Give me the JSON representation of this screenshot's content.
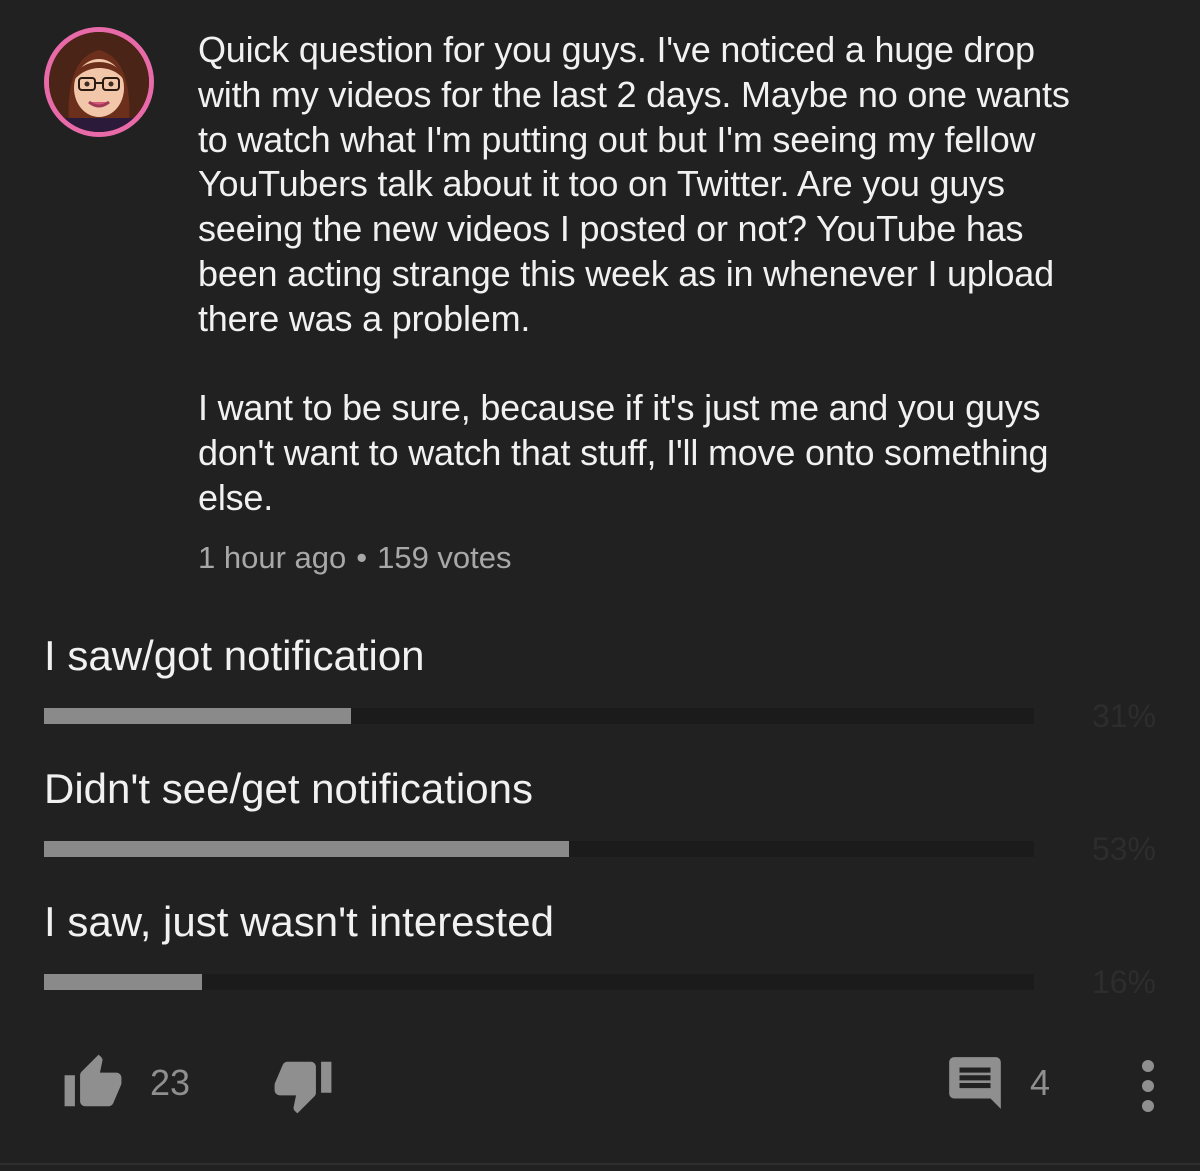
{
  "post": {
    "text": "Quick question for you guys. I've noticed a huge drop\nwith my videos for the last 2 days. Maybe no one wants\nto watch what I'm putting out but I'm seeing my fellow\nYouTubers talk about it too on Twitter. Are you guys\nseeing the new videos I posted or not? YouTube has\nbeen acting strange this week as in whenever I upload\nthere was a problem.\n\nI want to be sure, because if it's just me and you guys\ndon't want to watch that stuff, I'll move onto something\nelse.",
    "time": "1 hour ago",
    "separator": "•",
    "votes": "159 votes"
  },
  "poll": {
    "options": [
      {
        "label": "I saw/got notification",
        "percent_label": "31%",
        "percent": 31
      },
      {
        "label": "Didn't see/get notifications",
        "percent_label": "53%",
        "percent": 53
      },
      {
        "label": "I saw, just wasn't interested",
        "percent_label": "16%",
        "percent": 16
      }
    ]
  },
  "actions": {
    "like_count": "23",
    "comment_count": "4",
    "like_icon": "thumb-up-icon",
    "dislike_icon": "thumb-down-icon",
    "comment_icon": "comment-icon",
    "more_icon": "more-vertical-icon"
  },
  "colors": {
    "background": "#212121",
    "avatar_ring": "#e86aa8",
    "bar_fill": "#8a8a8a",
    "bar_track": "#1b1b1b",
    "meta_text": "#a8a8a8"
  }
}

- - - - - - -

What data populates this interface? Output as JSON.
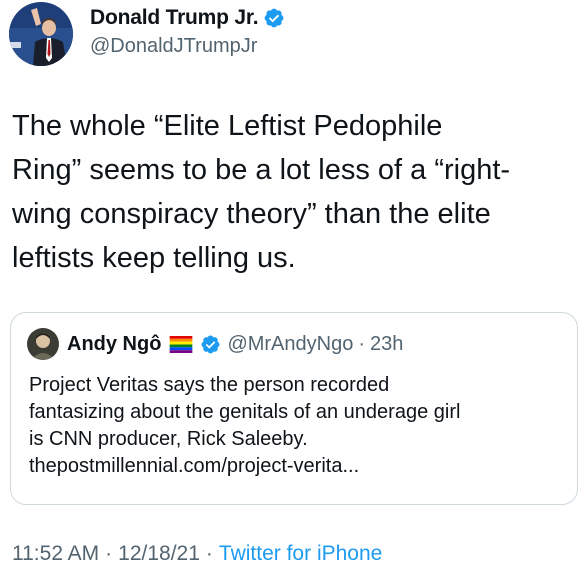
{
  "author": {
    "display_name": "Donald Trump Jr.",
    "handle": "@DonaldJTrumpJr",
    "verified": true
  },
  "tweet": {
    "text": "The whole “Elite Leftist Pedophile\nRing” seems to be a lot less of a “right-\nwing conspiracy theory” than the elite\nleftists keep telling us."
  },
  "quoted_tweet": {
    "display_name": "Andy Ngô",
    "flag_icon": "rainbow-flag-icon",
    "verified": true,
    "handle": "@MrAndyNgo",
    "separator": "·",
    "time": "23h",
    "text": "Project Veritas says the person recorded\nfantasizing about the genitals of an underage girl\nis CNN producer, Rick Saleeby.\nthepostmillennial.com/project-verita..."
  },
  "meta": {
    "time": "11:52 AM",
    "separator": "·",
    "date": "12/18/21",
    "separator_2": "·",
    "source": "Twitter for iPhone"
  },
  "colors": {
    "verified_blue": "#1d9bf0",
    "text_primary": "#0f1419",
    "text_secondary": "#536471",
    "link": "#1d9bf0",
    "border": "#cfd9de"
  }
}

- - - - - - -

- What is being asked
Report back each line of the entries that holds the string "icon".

- The answer
    "like_icon": "thumb-up-icon",
    "dislike_icon": "thumb-down-icon",
    "comment_icon": "comment-icon",
    "more_icon": "more-vertical-icon"
    "flag_icon": "rainbow-flag-icon",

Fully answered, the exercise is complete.